Dataset records: Begin
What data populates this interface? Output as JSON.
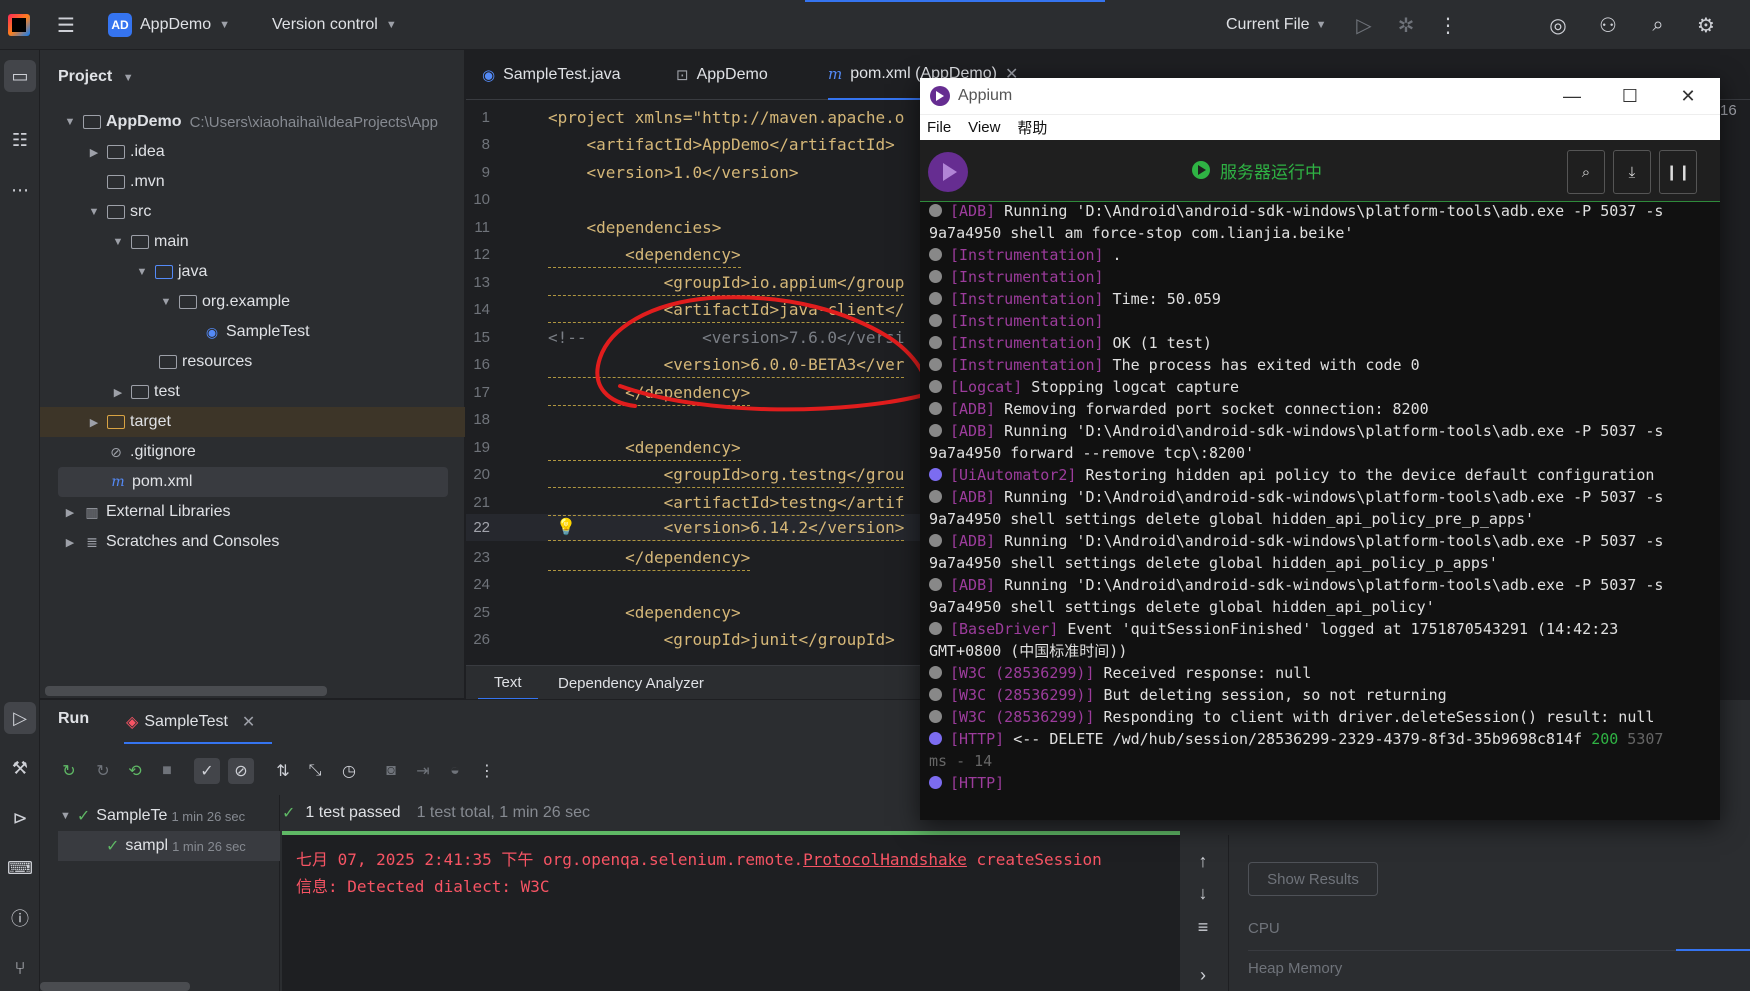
{
  "titlebar": {
    "project_badge": "AD",
    "project_name": "AppDemo",
    "vcs": "Version control",
    "run_config": "Current File"
  },
  "project_pane": {
    "header": "Project",
    "items": [
      {
        "label": "AppDemo",
        "hint": "C:\\Users\\xiaohaihai\\IdeaProjects\\App"
      },
      {
        "label": ".idea"
      },
      {
        "label": ".mvn"
      },
      {
        "label": "src"
      },
      {
        "label": "main"
      },
      {
        "label": "java"
      },
      {
        "label": "org.example"
      },
      {
        "label": "SampleTest"
      },
      {
        "label": "resources"
      },
      {
        "label": "test"
      },
      {
        "label": "target"
      },
      {
        "label": ".gitignore"
      },
      {
        "label": "pom.xml"
      },
      {
        "label": "External Libraries"
      },
      {
        "label": "Scratches and Consoles"
      }
    ]
  },
  "editor": {
    "tabs": [
      "SampleTest.java",
      "AppDemo",
      "pom.xml (AppDemo)"
    ],
    "right_num": "16",
    "lines": [
      {
        "n": "1",
        "text": "<project xmlns=\"http://maven.apache.o"
      },
      {
        "n": "8",
        "text": "    <artifactId>AppDemo</artifactId>"
      },
      {
        "n": "9",
        "text": "    <version>1.0</version>"
      },
      {
        "n": "10",
        "text": ""
      },
      {
        "n": "11",
        "text": "    <dependencies>"
      },
      {
        "n": "12",
        "text": "        <dependency>"
      },
      {
        "n": "13",
        "text": "            <groupId>io.appium</group"
      },
      {
        "n": "14",
        "text": "            <artifactId>java-client</"
      },
      {
        "n": "15",
        "text": "<!--            <version>7.6.0</versi"
      },
      {
        "n": "16",
        "text": "            <version>6.0.0-BETA3</ver"
      },
      {
        "n": "17",
        "text": "        </dependency>"
      },
      {
        "n": "18",
        "text": ""
      },
      {
        "n": "19",
        "text": "        <dependency>"
      },
      {
        "n": "20",
        "text": "            <groupId>org.testng</grou"
      },
      {
        "n": "21",
        "text": "            <artifactId>testng</artif"
      },
      {
        "n": "22",
        "text": "            <version>6.14.2</version>"
      },
      {
        "n": "23",
        "text": "        </dependency>"
      },
      {
        "n": "24",
        "text": ""
      },
      {
        "n": "25",
        "text": "        <dependency>"
      },
      {
        "n": "26",
        "text": "            <groupId>junit</groupId>"
      }
    ],
    "bottom_tabs": [
      "Text",
      "Dependency Analyzer"
    ]
  },
  "run": {
    "title": "Run",
    "tab": "SampleTest",
    "tree": [
      {
        "label": "SampleTe",
        "time": "1 min 26 sec"
      },
      {
        "label": "sampl",
        "time": "1 min 26 sec"
      }
    ],
    "status": "1 test passed",
    "status_sub": "1 test total, 1 min 26 sec",
    "console": [
      "七月 07, 2025 2:41:35 下午 org.openqa.selenium.remote.",
      "ProtocolHandshake",
      " createSession",
      "信息: Detected dialect: W3C"
    ],
    "show_results": "Show Results",
    "cpu": "CPU",
    "heap": "Heap Memory"
  },
  "appium": {
    "title": "Appium",
    "menu": [
      "File",
      "View",
      "帮助"
    ],
    "status": "服务器运行中",
    "log": [
      {
        "dot": "n",
        "tag": "[ADB]",
        "text": " Running 'D:\\Android\\android-sdk-windows\\platform-tools\\adb.exe -P 5037 -s"
      },
      {
        "dot": "",
        "tag": "",
        "text": "9a7a4950 shell am force-stop com.lianjia.beike'"
      },
      {
        "dot": "n",
        "tag": "[Instrumentation]",
        "text": " ."
      },
      {
        "dot": "n",
        "tag": "[Instrumentation]",
        "text": ""
      },
      {
        "dot": "n",
        "tag": "[Instrumentation]",
        "text": " Time: 50.059"
      },
      {
        "dot": "n",
        "tag": "[Instrumentation]",
        "text": ""
      },
      {
        "dot": "n",
        "tag": "[Instrumentation]",
        "text": " OK (1 test)"
      },
      {
        "dot": "n",
        "tag": "[Instrumentation]",
        "text": " The process has exited with code 0"
      },
      {
        "dot": "n",
        "tag": "[Logcat]",
        "text": " Stopping logcat capture"
      },
      {
        "dot": "n",
        "tag": "[ADB]",
        "text": " Removing forwarded port socket connection: 8200"
      },
      {
        "dot": "n",
        "tag": "[ADB]",
        "text": " Running 'D:\\Android\\android-sdk-windows\\platform-tools\\adb.exe -P 5037 -s"
      },
      {
        "dot": "",
        "tag": "",
        "text": "9a7a4950 forward --remove tcp\\:8200'"
      },
      {
        "dot": "i",
        "tag": "[UiAutomator2]",
        "text": " Restoring hidden api policy to the device default configuration"
      },
      {
        "dot": "n",
        "tag": "[ADB]",
        "text": " Running 'D:\\Android\\android-sdk-windows\\platform-tools\\adb.exe -P 5037 -s"
      },
      {
        "dot": "",
        "tag": "",
        "text": "9a7a4950 shell settings delete global hidden_api_policy_pre_p_apps'"
      },
      {
        "dot": "n",
        "tag": "[ADB]",
        "text": " Running 'D:\\Android\\android-sdk-windows\\platform-tools\\adb.exe -P 5037 -s"
      },
      {
        "dot": "",
        "tag": "",
        "text": "9a7a4950 shell settings delete global hidden_api_policy_p_apps'"
      },
      {
        "dot": "n",
        "tag": "[ADB]",
        "text": " Running 'D:\\Android\\android-sdk-windows\\platform-tools\\adb.exe -P 5037 -s"
      },
      {
        "dot": "",
        "tag": "",
        "text": "9a7a4950 shell settings delete global hidden_api_policy'"
      },
      {
        "dot": "n",
        "tag": "[BaseDriver]",
        "text": " Event 'quitSessionFinished' logged at 1751870543291 (14:42:23"
      },
      {
        "dot": "",
        "tag": "",
        "text": "GMT+0800 (中国标准时间))"
      },
      {
        "dot": "n",
        "tag": "[W3C (28536299)]",
        "text": " Received response: null"
      },
      {
        "dot": "n",
        "tag": "[W3C (28536299)]",
        "text": " But deleting session, so not returning"
      },
      {
        "dot": "n",
        "tag": "[W3C (28536299)]",
        "text": " Responding to client with driver.deleteSession() result: null"
      },
      {
        "dot": "i",
        "tag": "[HTTP]",
        "text": " <-- DELETE /wd/hub/session/28536299-2329-4379-8f3d-35b9698c814f ",
        "green": "200",
        "muted": " 5307"
      },
      {
        "dot": "",
        "tag": "",
        "text": "",
        "muted_only": "ms - 14"
      },
      {
        "dot": "i",
        "tag": "[HTTP]",
        "text": ""
      }
    ]
  }
}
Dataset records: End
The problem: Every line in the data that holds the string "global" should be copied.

Answer for the task:
        "text": "9a7a4950 shell settings delete global hidden_api_policy_pre_p_apps'"
        "text": "9a7a4950 shell settings delete global hidden_api_policy_p_apps'"
        "text": "9a7a4950 shell settings delete global hidden_api_policy'"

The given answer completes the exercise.